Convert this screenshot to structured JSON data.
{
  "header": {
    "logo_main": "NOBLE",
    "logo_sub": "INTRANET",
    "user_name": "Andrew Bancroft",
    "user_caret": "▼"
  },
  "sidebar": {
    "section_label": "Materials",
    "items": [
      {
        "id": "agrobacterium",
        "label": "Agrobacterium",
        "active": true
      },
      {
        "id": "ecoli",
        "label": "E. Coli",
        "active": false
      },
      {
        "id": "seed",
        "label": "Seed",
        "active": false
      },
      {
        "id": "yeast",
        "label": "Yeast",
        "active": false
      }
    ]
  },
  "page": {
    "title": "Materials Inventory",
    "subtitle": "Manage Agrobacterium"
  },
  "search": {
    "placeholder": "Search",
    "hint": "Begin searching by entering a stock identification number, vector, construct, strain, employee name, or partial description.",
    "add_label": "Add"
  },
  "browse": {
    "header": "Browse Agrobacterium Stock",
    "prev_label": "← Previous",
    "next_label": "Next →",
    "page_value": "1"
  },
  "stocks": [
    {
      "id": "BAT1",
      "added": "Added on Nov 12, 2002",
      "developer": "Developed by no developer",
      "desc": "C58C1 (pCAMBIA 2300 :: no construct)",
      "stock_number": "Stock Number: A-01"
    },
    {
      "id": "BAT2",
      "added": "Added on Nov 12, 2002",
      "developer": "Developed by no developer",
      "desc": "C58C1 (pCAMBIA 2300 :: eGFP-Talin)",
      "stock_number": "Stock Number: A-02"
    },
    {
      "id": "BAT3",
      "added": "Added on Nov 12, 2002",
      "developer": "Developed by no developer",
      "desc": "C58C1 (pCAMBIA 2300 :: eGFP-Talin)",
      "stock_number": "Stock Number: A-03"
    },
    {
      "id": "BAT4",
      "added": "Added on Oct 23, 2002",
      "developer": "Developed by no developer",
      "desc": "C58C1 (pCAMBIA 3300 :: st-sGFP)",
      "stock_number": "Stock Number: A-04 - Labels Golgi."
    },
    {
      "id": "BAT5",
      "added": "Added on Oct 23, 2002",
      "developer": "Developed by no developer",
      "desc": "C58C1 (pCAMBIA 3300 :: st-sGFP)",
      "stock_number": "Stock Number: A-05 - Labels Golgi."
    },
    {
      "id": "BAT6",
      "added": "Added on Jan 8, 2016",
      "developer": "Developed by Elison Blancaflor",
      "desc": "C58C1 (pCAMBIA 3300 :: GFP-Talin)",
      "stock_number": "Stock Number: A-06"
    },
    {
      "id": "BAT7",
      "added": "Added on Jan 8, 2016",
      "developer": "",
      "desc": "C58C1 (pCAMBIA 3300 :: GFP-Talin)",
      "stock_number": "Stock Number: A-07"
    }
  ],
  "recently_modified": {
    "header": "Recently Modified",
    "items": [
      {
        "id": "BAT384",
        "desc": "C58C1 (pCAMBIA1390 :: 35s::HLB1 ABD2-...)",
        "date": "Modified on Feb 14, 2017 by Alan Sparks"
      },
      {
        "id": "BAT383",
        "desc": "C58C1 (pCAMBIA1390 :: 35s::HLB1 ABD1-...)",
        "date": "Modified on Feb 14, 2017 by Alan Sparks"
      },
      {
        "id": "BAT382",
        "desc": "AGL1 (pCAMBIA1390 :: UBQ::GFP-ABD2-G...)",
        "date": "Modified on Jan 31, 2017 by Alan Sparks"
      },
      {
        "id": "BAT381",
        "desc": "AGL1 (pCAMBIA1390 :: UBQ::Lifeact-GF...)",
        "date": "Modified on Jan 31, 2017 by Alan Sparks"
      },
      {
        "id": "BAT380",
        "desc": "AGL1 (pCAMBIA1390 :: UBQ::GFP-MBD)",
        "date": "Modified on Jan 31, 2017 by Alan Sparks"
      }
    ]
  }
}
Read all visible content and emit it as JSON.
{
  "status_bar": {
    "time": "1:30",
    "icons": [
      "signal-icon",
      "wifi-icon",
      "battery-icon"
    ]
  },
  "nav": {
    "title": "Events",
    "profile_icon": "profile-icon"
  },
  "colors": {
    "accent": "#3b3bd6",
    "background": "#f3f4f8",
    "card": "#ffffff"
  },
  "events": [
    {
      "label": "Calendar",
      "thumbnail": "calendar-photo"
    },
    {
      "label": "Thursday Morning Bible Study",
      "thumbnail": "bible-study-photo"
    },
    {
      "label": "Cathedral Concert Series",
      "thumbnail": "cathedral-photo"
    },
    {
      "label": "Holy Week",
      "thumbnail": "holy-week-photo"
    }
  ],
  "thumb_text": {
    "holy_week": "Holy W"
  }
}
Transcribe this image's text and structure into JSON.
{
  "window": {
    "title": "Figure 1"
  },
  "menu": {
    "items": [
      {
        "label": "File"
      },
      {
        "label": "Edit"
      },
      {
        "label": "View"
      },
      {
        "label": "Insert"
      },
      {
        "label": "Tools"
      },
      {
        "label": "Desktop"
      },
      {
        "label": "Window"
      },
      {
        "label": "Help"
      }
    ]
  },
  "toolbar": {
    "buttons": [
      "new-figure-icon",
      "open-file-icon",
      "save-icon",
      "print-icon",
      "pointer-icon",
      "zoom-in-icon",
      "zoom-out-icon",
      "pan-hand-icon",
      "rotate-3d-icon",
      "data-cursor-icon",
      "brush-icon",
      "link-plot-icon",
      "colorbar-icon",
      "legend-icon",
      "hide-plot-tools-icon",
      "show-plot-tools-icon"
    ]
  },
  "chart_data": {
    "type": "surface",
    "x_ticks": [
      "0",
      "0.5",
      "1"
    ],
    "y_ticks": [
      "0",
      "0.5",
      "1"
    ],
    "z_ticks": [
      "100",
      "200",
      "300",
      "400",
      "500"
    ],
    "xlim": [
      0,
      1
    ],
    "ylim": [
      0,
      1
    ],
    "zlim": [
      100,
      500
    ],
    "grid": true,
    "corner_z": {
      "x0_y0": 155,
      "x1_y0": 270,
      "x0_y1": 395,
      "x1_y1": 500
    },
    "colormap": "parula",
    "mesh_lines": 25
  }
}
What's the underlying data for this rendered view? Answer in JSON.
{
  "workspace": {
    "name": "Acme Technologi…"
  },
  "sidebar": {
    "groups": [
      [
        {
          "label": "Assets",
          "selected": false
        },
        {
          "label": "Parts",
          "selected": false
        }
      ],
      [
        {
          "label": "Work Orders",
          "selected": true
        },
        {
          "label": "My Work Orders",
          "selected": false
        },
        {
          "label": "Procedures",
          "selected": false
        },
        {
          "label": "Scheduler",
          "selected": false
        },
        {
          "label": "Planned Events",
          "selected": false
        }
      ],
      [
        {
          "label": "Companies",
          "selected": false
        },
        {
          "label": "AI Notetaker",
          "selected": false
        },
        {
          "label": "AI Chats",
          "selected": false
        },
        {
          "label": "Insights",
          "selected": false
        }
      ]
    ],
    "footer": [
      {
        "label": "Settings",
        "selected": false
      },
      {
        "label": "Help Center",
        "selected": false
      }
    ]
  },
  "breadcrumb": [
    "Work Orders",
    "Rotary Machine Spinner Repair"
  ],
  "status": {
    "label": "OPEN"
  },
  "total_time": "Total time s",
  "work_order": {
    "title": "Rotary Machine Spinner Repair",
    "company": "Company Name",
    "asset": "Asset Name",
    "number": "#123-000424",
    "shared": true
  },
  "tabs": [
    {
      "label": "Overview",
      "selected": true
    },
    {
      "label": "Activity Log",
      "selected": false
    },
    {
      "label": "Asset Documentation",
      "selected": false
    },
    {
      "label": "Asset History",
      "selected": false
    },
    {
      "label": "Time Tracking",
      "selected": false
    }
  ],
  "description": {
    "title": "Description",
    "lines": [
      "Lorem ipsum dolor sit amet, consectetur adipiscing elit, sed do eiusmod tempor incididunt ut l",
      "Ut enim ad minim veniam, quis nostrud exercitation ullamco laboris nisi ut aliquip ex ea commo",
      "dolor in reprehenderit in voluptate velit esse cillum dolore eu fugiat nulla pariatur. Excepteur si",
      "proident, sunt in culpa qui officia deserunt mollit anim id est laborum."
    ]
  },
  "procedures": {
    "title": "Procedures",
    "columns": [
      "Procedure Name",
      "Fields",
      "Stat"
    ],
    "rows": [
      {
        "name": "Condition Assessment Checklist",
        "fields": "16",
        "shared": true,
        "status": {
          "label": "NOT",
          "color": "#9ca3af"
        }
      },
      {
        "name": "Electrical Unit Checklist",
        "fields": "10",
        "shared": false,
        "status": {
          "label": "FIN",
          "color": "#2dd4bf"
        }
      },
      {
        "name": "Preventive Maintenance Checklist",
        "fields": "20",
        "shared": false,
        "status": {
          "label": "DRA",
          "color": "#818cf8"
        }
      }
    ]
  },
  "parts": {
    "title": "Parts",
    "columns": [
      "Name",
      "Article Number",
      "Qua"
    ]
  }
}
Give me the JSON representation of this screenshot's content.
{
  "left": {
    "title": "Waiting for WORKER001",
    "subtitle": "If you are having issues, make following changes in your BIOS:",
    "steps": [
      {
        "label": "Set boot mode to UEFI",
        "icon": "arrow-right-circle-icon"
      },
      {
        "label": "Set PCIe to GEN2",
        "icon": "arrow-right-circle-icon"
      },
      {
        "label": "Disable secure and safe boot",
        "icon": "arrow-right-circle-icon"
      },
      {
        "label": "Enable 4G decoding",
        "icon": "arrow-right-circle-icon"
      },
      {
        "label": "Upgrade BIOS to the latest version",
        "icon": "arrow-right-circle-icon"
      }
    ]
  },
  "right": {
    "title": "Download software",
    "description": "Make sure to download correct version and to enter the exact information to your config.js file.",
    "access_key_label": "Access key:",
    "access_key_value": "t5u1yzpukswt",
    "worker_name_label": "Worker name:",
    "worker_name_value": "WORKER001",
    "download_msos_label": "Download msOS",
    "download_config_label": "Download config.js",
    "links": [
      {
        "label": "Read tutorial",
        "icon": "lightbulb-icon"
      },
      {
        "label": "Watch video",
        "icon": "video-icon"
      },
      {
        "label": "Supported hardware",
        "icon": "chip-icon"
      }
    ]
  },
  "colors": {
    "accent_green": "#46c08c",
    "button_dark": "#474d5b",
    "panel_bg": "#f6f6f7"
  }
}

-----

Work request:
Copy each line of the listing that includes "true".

Reply:
        "active": true
    "grid": true,
          "selected": true
    "shared": true
      "selected": true
        "shared": true,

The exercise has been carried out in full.